After writing about all these ways I can improve my health this year, I’m feeling ready to set up that bike!

Be Kind to Yourself and Keep Moving

Anyone else feel like they’re living on rotisserie chickens and frozen vegetables this time of year?  OK, it’s not quite that bad at my house right now, but I’m surprised at how busy this Christmas season is despite COVID.  The show must go on, right?

What ISN’T going to go on this year is my usual ‘New Year new you-themed’ column. 

While we’re all more than ready to ring in 2021, there won’t be an influx of new gym goers and lines to use the cardio equipment.  If you were one of the lucky ones to buy your at-home gym equipment before the pandemic started, you might still be motivated to workout…or you may not.   Aren’t we all just trying to get through the week without adding additional expectations?

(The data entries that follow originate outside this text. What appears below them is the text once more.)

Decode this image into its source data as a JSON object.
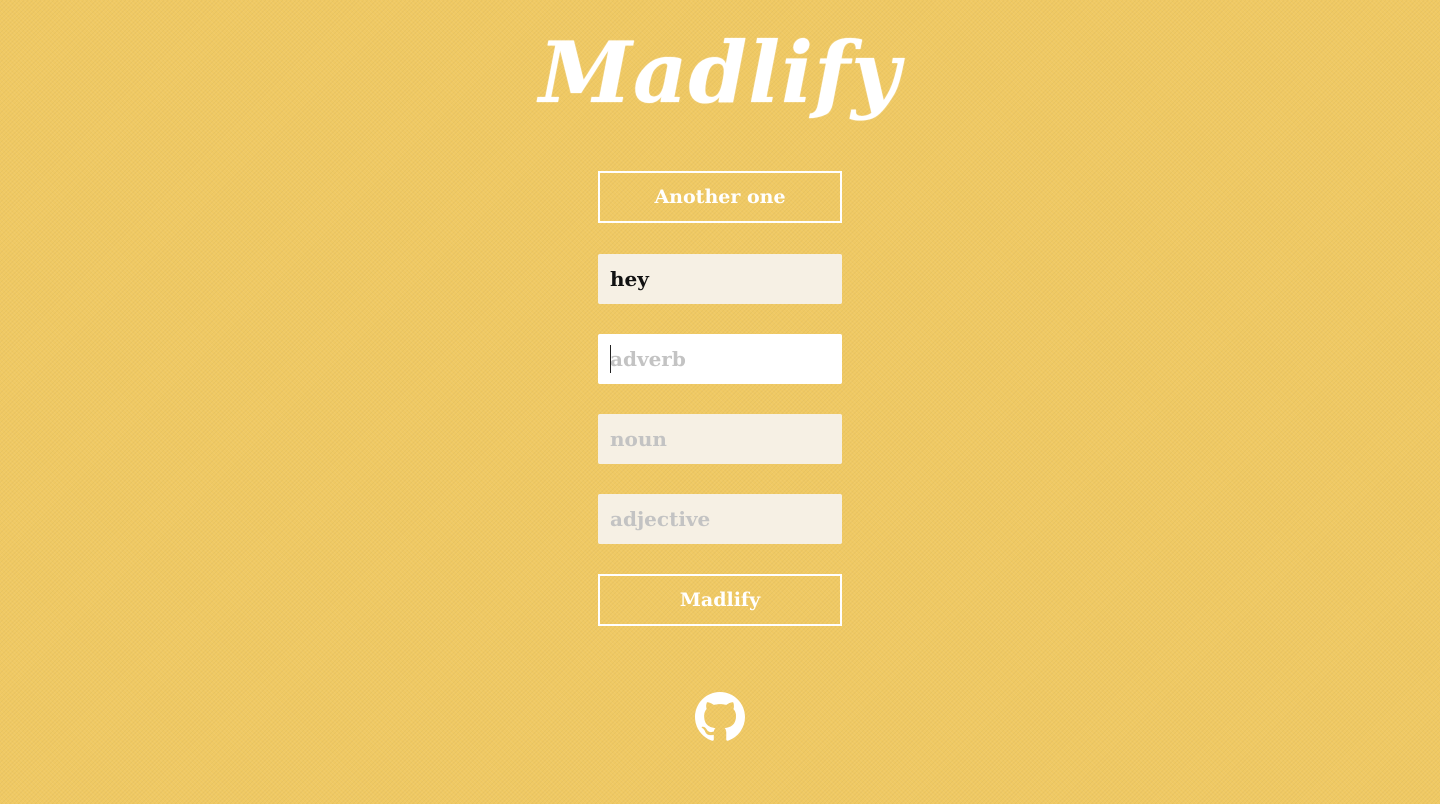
{
  "app": {
    "logo_text": "Madlify"
  },
  "buttons": {
    "another_one": "Another one",
    "madlify": "Madlify"
  },
  "inputs": [
    {
      "value": "hey",
      "placeholder": ""
    },
    {
      "value": "",
      "placeholder": "adverb"
    },
    {
      "value": "",
      "placeholder": "noun"
    },
    {
      "value": "",
      "placeholder": "adjective"
    }
  ],
  "icons": {
    "footer": "github-icon"
  },
  "colors": {
    "background": "#f0c963",
    "foreground": "#ffffff",
    "input_bg": "#f6f0e4",
    "placeholder": "#c3c3c3"
  }
}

That being said, it’s never healthy—mentally or physically—to stay in a downward cycle of poor eating habits and a sedentary lifestyle.  I think something the pandemic has taught so many people is the value of a simple walk outside.  With the dog, or without.  With the kids, or without.

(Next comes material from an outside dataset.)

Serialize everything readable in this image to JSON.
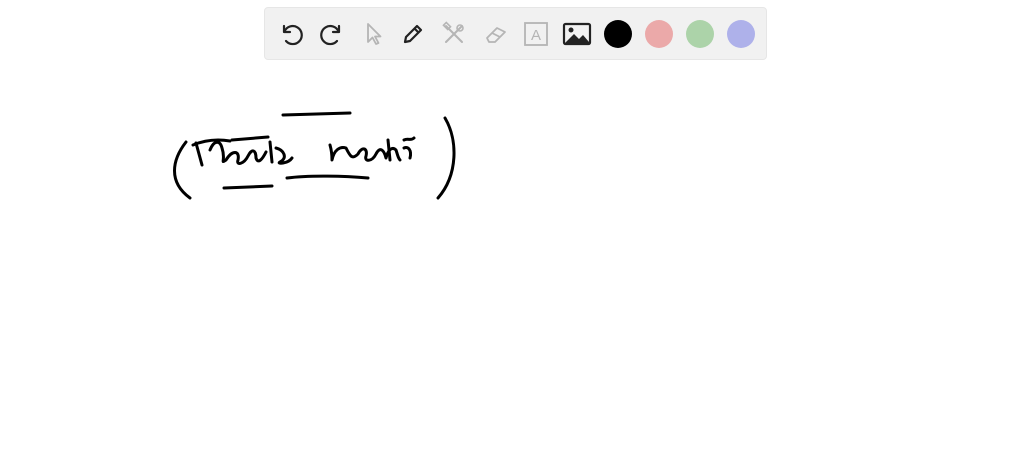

What I do want to offer as we close out this year is a gentle reminder to be mindful when we eat, especially with all those seasonal treats at hand.  (We may not be eating out, but we can still bake to our hearts’ content!)  I do want to encourage you to continue getting outside and moving—if only for a walk—despite the colder temps.

In order to help you visualize eating ‘mindfully’ around all those frosted cookies, I thought I’d equate them to some common exercises (I hope) we’re all doing, in some way, shape, or form.  All these estimates are based on a 165-180 lb. adult.

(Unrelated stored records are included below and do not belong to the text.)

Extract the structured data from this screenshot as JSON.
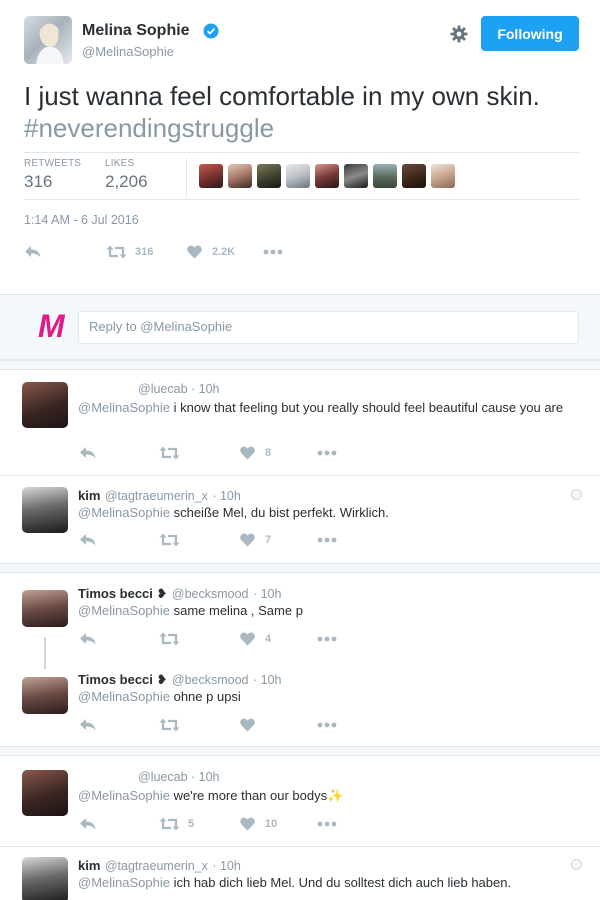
{
  "tweet": {
    "author_name": "Melina Sophie",
    "author_handle": "@MelinaSophie",
    "follow_label": "Following",
    "text": "I just wanna feel comfortable in my own skin.",
    "hashtag": "#neverendingstruggle",
    "retweets_label": "RETWEETS",
    "retweets_count": "316",
    "likes_label": "LIKES",
    "likes_count": "2,206",
    "timestamp": "1:14 AM - 6 Jul 2016",
    "action_retweet_count": "316",
    "action_like_count": "2.2K"
  },
  "reply_box": {
    "logo": "M",
    "placeholder": "Reply to @MelinaSophie"
  },
  "replies": [
    {
      "name": "",
      "handle": "@luecab",
      "time": "· 10h",
      "mention": "@MelinaSophie",
      "text": " i know that feeling but you really should feel beautiful cause you are",
      "retweets": "",
      "likes": "8"
    },
    {
      "name": "kim",
      "handle": "@tagtraeumerin_x",
      "time": "· 10h",
      "mention": "@MelinaSophie",
      "text": " scheiße Mel, du bist perfekt. Wirklich.",
      "retweets": "",
      "likes": "7"
    },
    {
      "name": "Timos becci ❥",
      "handle": "@becksmood",
      "time": "· 10h",
      "mention": "@MelinaSophie",
      "text": " same melina , Same p",
      "retweets": "",
      "likes": "4"
    },
    {
      "name": "Timos becci ❥",
      "handle": "@becksmood",
      "time": "· 10h",
      "mention": "@MelinaSophie",
      "text": " ohne p upsi",
      "retweets": "",
      "likes": ""
    },
    {
      "name": "",
      "handle": "@luecab",
      "time": "· 10h",
      "mention": "@MelinaSophie",
      "text": " we're more than our bodys",
      "emoji": "✨",
      "retweets": "5",
      "likes": "10"
    },
    {
      "name": "kim",
      "handle": "@tagtraeumerin_x",
      "time": "· 10h",
      "mention": "@MelinaSophie",
      "text": " ich hab dich lieb Mel. Und du solltest dich auch lieb haben.",
      "retweets": "",
      "likes": ""
    }
  ],
  "icons": {
    "verified": "verified-badge-icon",
    "settings": "gear-icon",
    "reply": "reply-icon",
    "retweet": "retweet-icon",
    "like": "heart-icon",
    "more": "more-dots-icon",
    "globe": "globe-icon"
  },
  "colors": {
    "accent": "#1da1f2",
    "hashtag": "#8899a6",
    "logo": "#e0198c",
    "muted": "#aab8c2"
  }
}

Speaking of cookies…  Cookies tend to help promote portion control because of their size, but type does make a difference.  You could eat four plain gingerbread cookies for the same amount of calories in just one frosted sugar cookie.  (And who eats just one cut-out cookie, really?) You’d need to walk for at least 30 minutes to burn 160 calories, the amount just one Santa-shaped cookie.  Meringue cookies are the lightest of the bunch, at only 5-15 calories apiece. 

Let’s talk cakes and pies.  Does anyone even eat fruitcake?  If you do, one slice could be 300 calories, and a generous slice of pecan pie is a whopping 500 calories.  While I’m all for enjoying what the season has to offer—including dessert—those are some large numbers.   Unless you’re a speedy distance runner (burning approx. 850 calories per hour), change those slices to slivers.   Or, choose a fruit-based dessert with less crust, such as pumpkin pie or apple cobbler for a bit of fiber and vitamin A or C.

Chocolate, anyone?  Two of my favorite seasonal treats are peppermint bark and fudge, both of which are rich, rich, RICH. A tiny, one-inch square of fudge is 130 calories and 20 grams of sugar, and peppermint bark is about the same.   I’d never tell anyone to skip them entirely, but perhaps consider having only one piece and then switch to dark chocolate truffles, which are only about 60 calories and 5 grams of sugar.  Dark chocolate also has more antioxidants and less fat than milk chocolate, so make this your first choice.  I don’t care how much you like to cycle; 30 minutes of spin class to burn off only TWO squares of peppermint bark seems excessive, yes?

I’m right there with you, I promise.  I haven’t been mindful lately about how many sweets I’ve been eating, and I haven’t been exercising as much as I’d like.  While I’m excited about my new spin bike on order, I’m also a little anxious about how to add “more exercise” to my already-busy schedule.  (Anyone with a toddler has a busy schedule, let me tell you.)  Thankfully, the bike is eight weeks out, so I have time.

So, there you have it folks.  My last column of the year is more ‘rah-rah go team!’ and less nuts-and-bolts nutrition.  But this isn’t a season of tough love for anyone, and I don’t think January will be, either.  Be kind to yourself, enjoy those treats and move your body every day.